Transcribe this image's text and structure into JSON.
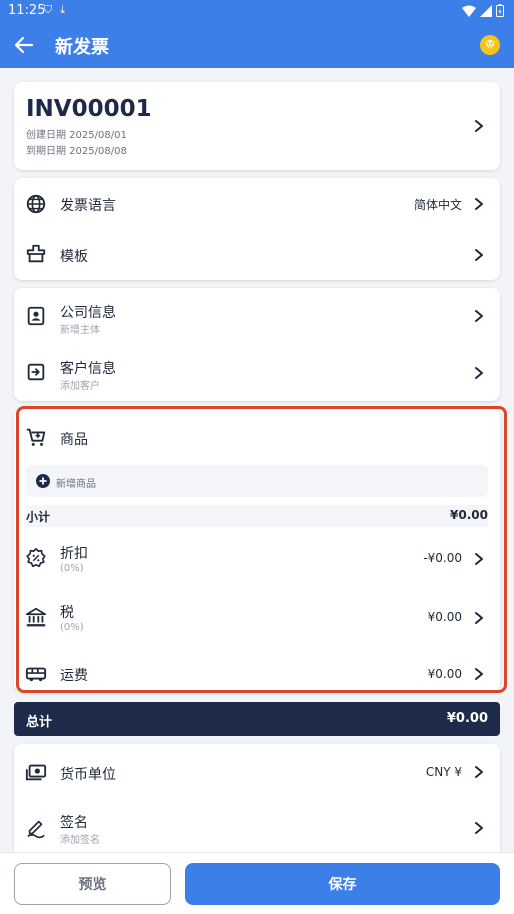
{
  "status_bar": {
    "time": "11:25"
  },
  "app_bar": {
    "title": "新发票"
  },
  "invoice": {
    "number": "INV00001",
    "created": "创建日期 2025/08/01",
    "due": "到期日期 2025/08/08"
  },
  "settings": {
    "language_label": "发票语言",
    "language_value": "简体中文",
    "template_label": "模板"
  },
  "parties": {
    "company_label": "公司信息",
    "company_sub": "新增主体",
    "client_label": "客户信息",
    "client_sub": "添加客户"
  },
  "items": {
    "title": "商品",
    "add_label": "新增商品",
    "subtotal_label": "小计",
    "subtotal_value": "¥0.00",
    "discount_label": "折扣",
    "discount_sub": "(0%)",
    "discount_value": "-¥0.00",
    "tax_label": "税",
    "tax_sub": "(0%)",
    "tax_value": "¥0.00",
    "shipping_label": "运费",
    "shipping_value": "¥0.00"
  },
  "total": {
    "label": "总计",
    "value": "¥0.00"
  },
  "extra": {
    "currency_label": "货币单位",
    "currency_value": "CNY ¥",
    "signature_label": "签名",
    "signature_sub": "添加签名"
  },
  "footer": {
    "preview": "预览",
    "save": "保存"
  },
  "colors": {
    "primary": "#3d7fe8",
    "navy": "#1e2a4a",
    "highlight": "#d9472b"
  }
}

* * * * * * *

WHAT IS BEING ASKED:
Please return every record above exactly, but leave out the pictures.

FINISHED TASK:
Transcribe this image's text and structure into JSON.
{
  "status_bar": {
    "time": "11:25"
  },
  "app_bar": {
    "title": "新发票"
  },
  "invoice": {
    "number": "INV00001",
    "created": "创建日期 2025/08/01",
    "due": "到期日期 2025/08/08"
  },
  "settings": {
    "language_label": "发票语言",
    "language_value": "简体中文",
    "template_label": "模板"
  },
  "parties": {
    "company_label": "公司信息",
    "company_sub": "新增主体",
    "client_label": "客户信息",
    "client_sub": "添加客户"
  },
  "items": {
    "title": "商品",
    "add_label": "新增商品",
    "subtotal_label": "小计",
    "subtotal_value": "¥0.00",
    "discount_label": "折扣",
    "discount_sub": "(0%)",
    "discount_value": "-¥0.00",
    "tax_label": "税",
    "tax_sub": "(0%)",
    "tax_value": "¥0.00",
    "shipping_label": "运费",
    "shipping_value": "¥0.00"
  },
  "total": {
    "label": "总计",
    "value": "¥0.00"
  },
  "extra": {
    "currency_label": "货币单位",
    "currency_value": "CNY ¥",
    "signature_label": "签名",
    "signature_sub": "添加签名"
  },
  "footer": {
    "preview": "预览",
    "save": "保存"
  },
  "colors": {
    "primary": "#3d7fe8",
    "navy": "#1e2a4a",
    "highlight": "#d9472b"
  }
}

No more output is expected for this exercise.